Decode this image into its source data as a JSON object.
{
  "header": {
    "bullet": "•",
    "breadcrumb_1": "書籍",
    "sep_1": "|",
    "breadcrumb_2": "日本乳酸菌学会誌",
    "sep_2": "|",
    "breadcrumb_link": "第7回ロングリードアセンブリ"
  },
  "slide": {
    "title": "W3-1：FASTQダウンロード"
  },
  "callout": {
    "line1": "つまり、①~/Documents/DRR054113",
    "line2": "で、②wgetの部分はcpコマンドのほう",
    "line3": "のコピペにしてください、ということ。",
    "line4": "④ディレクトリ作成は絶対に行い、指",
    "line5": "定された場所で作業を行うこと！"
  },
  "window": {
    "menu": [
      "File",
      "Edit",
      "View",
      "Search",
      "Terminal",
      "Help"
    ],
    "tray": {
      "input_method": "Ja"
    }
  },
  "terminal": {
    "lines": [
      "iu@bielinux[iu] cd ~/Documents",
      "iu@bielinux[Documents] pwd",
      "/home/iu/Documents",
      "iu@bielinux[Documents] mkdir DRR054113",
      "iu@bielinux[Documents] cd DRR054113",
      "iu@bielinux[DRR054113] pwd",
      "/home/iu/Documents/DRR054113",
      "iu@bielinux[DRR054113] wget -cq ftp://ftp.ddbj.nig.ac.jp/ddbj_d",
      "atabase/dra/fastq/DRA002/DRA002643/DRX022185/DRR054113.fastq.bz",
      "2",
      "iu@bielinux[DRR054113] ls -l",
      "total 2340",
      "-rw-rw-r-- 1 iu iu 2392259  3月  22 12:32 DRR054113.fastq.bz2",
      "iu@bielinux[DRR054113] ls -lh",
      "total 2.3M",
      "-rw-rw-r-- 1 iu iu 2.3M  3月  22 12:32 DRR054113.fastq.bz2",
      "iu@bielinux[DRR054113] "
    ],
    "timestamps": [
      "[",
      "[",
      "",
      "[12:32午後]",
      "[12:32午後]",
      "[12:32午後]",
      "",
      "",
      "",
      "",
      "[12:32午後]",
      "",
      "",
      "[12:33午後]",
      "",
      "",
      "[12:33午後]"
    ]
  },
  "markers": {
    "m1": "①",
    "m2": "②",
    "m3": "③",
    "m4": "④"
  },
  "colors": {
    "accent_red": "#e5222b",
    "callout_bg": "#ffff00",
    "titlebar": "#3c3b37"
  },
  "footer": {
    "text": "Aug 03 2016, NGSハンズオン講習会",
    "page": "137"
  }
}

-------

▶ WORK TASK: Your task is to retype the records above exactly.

▶ SOLUTION TO THE EXERCISE:
Decode this image into its source data as a JSON object.
{
  "header": {
    "bullet": "•",
    "breadcrumb_1": "書籍",
    "sep_1": "|",
    "breadcrumb_2": "日本乳酸菌学会誌",
    "sep_2": "|",
    "breadcrumb_link": "第7回ロングリードアセンブリ"
  },
  "slide": {
    "title": "W3-1：FASTQダウンロード"
  },
  "callout": {
    "line1": "つまり、①~/Documents/DRR054113",
    "line2": "で、②wgetの部分はcpコマンドのほう",
    "line3": "のコピペにしてください、ということ。",
    "line4": "④ディレクトリ作成は絶対に行い、指",
    "line5": "定された場所で作業を行うこと！"
  },
  "window": {
    "menu": [
      "File",
      "Edit",
      "View",
      "Search",
      "Terminal",
      "Help"
    ],
    "tray": {
      "input_method": "Ja"
    }
  },
  "terminal": {
    "lines": [
      "iu@bielinux[iu] cd ~/Documents",
      "iu@bielinux[Documents] pwd",
      "/home/iu/Documents",
      "iu@bielinux[Documents] mkdir DRR054113",
      "iu@bielinux[Documents] cd DRR054113",
      "iu@bielinux[DRR054113] pwd",
      "/home/iu/Documents/DRR054113",
      "iu@bielinux[DRR054113] wget -cq ftp://ftp.ddbj.nig.ac.jp/ddbj_d",
      "atabase/dra/fastq/DRA002/DRA002643/DRX022185/DRR054113.fastq.bz",
      "2",
      "iu@bielinux[DRR054113] ls -l",
      "total 2340",
      "-rw-rw-r-- 1 iu iu 2392259  3月  22 12:32 DRR054113.fastq.bz2",
      "iu@bielinux[DRR054113] ls -lh",
      "total 2.3M",
      "-rw-rw-r-- 1 iu iu 2.3M  3月  22 12:32 DRR054113.fastq.bz2",
      "iu@bielinux[DRR054113] "
    ],
    "timestamps": [
      "[",
      "[",
      "",
      "[12:32午後]",
      "[12:32午後]",
      "[12:32午後]",
      "",
      "",
      "",
      "",
      "[12:32午後]",
      "",
      "",
      "[12:33午後]",
      "",
      "",
      "[12:33午後]"
    ]
  },
  "markers": {
    "m1": "①",
    "m2": "②",
    "m3": "③",
    "m4": "④"
  },
  "colors": {
    "accent_red": "#e5222b",
    "callout_bg": "#ffff00",
    "titlebar": "#3c3b37"
  },
  "footer": {
    "text": "Aug 03 2016, NGSハンズオン講習会",
    "page": "137"
  }
}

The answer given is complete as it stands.